“A movement to boycott scientific publishing giant Elsevier because of the high price of its journals is rapidly gathering steam. Nine days after it started, more than 2600 scientists—including several Fields medalists—have signed a petition at The Cost of Knowledge was initiated by Fields medalist and blogger Timothy Gowers... While he was writing a lengthy blog post on Elsevier's practices on 21 January, he initially thought he'd simply make that policy public. ‘Only while I was writing did it occur to me that it would be good to have a place where everybody who wanted to could make a similar declaration, so I mentioned that,’ he says.
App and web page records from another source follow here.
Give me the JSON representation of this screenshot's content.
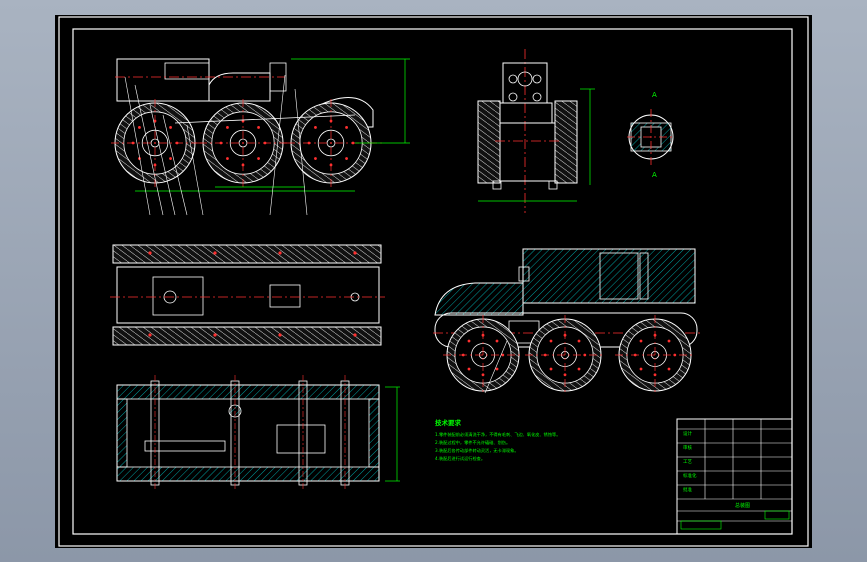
{
  "drawing": {
    "section_label_left": "A",
    "section_label_right": "A",
    "notes_heading": "技术要求",
    "notes": [
      "1.零件装配前必须清洗干净，不得有毛刺、飞边、氧化皮、锈蚀等。",
      "2.装配过程中，零件不允许磕碰、划伤。",
      "3.装配后各传动部件转动灵活，无卡滞现象。",
      "4.装配后进行试运行检查。"
    ],
    "title_block": {
      "drawing_name": "总装图",
      "rows": [
        "设计",
        "审核",
        "工艺",
        "标准化",
        "批准"
      ]
    }
  },
  "colors": {
    "background": "#000000",
    "outline": "#ffffff",
    "centerline": "#ff3030",
    "dimension": "#00ff00",
    "hatch": "#00c8c8",
    "notes": "#00ff00"
  }
}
Tyler Neylon, a blogger and Ph.D. student in math at New York University took Gowers's cue and created the Web site 2 days later. Many scientists and librarians consider Amsterdam-based Elsevier, which publishes over 2500 journals in all fields of science, one of the villains in the scientific publishing industry; its journals can cost up to $20,000 a year, while the company's profit margin in 2010 was 36%, according to an annual report... Elsevier declined to answer questions, but the company sent ScienceInsider a written statement yesterday saying that its price increases ‘have been among the industry's lowest for the past ten years,’ and that Elsevier has made several other efforts to increase access to its information, such as the introduction of optional packages and a large contribution to the PubMed Central database... Heather Joseph, the executive director of the Scholarly Publishing and Academic Resources Coalition (SPARC), an international alliance of academic and research libraries based in Washington, D.C., says she's ‘surprised and pleased’ to see the scientific community organize itself so quickly. ‘The scientists realize their work should be published, not locked, and that they are behind the steering wheel,’ says Joseph. Although the petition singles out Elsevier, both Gowers and Joseph emphasize that other big publishers—such as Springer and Wiley - apply similar business models... Gowers says he's considering further steps if support for the petition keeps growing, such as approaching the publisher directly... ‘Timing is crucial,’ says Gowers. ‘Doing this too early could mean we have not gained sufficient pressure, too late could mean we have lost our momentum...’"



08/16/2012, 06:08

From feeds:

Open Access Tracking Project (OATP) »

Tags: oa.business_models oa.publishers oa.comment oa.usa oa.legislation oa.negative oa.rwa oa.nih oa.advocacy oa.signatures oa.petitions oa.boycotts oa.elsevier oa.copyright oa.libraries oa.costs oa.librarians oa.sparc



Date tagged:

08/20/2012, 15:17

Date published:

02/03/2012, 15:42